Andre Villas-Boas led Porto to the Europa League title in 2011 before overseeing Chelsea and Tottenham in the Premier League. But the 46-year-old switched sports when he became a rally driver and went on to crash out of the Dakar Rally in 2018.
Villas-Boas worked as a scout at Chelsea during Jose Mourinho’s first spell as manager. He followed his compatriot to Inter Milan before taking his first managerial job with Portuguese side Coimbra in 2009.
Despite experiencing early success with Porto, where he also won the Primeira Liga and Portuguese Cup, Villas-Boas failed to make his mark in English football after taking over at Stamford Bridge in the summer of 2011 and was sacked by Chelsea just nine months after taking the top job. He was appointed as Tottenham manager in July 2012 but only lasted eight months in that role before being given his marching orders.
Villas-Boas went on to win the Russian title with Zenit Saint Petersburg but had already teased a move into rallying when he told Portuguese newspaper O Jogo: “For me there is a limit and, in the next five to 10 years, I will quit coaching.
“To compete in the Dakar Rally is a lifetime ambition for me and is something I know I have to do. It went from a passion to an obligation, a destination of life, but I can only do it when I leave football. I will do it.”
Villas-Boas did eventually get his wish when he entered the Dakar race. But he was taken to hospital after crashing into a sand dune during the fourth stage in Peru and was forced to pull out as he told fans on Instagram: “Just to tell everyone that both me and [co-driver] Ruben [Faria] are safe and well and back in the bivouac. We jumped off a dune and crashed the car nose first. The Dakar unfortunately is finished for us.”
Villas-Boas is currently out of work following an 18-month spell in charge of Marseille, which came to an end in February 2021. But either side of that role, he raced in the 2018 Baja TT do Pinhal and the 2022 in the WRC Vodafone Rally de Portugal.

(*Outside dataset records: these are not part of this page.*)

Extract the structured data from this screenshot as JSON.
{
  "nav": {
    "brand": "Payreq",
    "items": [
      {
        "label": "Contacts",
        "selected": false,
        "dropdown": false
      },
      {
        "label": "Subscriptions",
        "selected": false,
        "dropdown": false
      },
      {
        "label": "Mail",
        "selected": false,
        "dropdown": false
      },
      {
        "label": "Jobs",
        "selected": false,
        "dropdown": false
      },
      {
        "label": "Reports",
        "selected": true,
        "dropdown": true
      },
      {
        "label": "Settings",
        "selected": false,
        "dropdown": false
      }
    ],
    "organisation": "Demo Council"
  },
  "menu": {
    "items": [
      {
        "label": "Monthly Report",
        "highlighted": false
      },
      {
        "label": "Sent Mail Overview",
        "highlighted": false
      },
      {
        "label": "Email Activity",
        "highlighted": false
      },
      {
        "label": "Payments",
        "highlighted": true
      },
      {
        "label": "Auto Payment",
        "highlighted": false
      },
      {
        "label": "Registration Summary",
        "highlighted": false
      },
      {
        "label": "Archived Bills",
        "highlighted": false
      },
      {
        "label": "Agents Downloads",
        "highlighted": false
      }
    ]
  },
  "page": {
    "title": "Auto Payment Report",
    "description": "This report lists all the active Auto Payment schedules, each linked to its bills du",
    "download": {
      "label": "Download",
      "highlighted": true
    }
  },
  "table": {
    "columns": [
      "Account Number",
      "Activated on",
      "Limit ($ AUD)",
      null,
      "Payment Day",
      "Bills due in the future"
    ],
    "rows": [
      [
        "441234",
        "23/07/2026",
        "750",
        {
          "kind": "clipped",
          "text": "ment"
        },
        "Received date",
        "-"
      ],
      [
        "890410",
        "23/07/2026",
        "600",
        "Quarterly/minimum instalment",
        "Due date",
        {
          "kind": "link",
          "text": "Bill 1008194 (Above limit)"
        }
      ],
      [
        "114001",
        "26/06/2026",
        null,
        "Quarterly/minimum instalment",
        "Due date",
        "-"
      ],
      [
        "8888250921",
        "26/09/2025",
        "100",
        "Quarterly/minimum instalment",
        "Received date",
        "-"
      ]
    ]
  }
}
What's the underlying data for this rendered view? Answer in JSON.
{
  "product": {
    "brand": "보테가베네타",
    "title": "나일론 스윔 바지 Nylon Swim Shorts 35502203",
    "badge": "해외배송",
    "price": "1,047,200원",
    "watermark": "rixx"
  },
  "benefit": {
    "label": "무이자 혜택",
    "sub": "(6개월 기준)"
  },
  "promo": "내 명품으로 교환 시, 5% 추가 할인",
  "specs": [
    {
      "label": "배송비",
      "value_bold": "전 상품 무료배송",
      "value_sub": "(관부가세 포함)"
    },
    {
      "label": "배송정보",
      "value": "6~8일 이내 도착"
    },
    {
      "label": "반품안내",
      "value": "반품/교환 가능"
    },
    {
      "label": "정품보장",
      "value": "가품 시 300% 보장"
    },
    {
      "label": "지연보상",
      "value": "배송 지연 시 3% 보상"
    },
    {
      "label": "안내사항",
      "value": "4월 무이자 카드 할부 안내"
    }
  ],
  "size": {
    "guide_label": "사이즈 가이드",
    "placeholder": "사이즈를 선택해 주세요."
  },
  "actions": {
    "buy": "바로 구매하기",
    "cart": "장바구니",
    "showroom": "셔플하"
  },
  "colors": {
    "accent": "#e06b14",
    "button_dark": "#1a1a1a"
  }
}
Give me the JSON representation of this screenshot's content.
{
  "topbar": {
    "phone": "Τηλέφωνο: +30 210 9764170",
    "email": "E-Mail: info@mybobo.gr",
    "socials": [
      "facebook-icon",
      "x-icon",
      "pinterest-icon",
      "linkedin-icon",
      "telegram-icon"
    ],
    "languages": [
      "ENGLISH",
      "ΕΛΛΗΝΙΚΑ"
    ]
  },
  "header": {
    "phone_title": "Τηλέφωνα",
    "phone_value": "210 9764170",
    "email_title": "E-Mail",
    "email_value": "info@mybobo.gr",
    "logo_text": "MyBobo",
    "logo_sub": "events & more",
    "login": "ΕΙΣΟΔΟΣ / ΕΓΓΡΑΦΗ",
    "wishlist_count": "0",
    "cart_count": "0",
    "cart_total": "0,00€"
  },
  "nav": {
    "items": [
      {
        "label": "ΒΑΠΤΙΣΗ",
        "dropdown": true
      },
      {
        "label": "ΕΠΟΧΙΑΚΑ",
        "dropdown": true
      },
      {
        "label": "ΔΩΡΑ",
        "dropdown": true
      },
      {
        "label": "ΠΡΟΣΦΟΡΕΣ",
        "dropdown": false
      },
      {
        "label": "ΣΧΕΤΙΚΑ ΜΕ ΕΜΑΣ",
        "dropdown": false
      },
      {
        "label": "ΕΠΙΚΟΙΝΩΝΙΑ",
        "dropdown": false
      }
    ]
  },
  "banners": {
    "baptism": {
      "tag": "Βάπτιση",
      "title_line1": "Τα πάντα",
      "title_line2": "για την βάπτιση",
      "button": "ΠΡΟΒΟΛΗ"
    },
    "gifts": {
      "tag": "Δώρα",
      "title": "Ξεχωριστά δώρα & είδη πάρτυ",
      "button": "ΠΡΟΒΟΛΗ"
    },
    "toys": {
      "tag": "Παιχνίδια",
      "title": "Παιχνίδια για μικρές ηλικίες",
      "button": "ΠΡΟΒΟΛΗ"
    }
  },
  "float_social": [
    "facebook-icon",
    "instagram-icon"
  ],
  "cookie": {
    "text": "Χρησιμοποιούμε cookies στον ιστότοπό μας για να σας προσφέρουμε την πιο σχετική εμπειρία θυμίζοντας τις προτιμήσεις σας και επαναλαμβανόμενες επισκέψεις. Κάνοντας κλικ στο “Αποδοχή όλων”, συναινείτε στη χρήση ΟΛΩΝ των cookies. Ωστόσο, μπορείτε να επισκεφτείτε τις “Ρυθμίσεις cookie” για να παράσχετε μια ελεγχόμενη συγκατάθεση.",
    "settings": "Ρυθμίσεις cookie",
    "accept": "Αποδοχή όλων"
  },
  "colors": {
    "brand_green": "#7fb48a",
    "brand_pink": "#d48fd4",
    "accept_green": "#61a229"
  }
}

And after the race in his homeland, the Portuguese told reporters: “It is one of those things you dream of as a boy. I have been watching rallies since I was a little boy, and Formula One as well. It is very special, it is a great opportunity as we do it for our causes for good. It is very stressful to tell you the truth. I wasn’t aware of how intense it was.”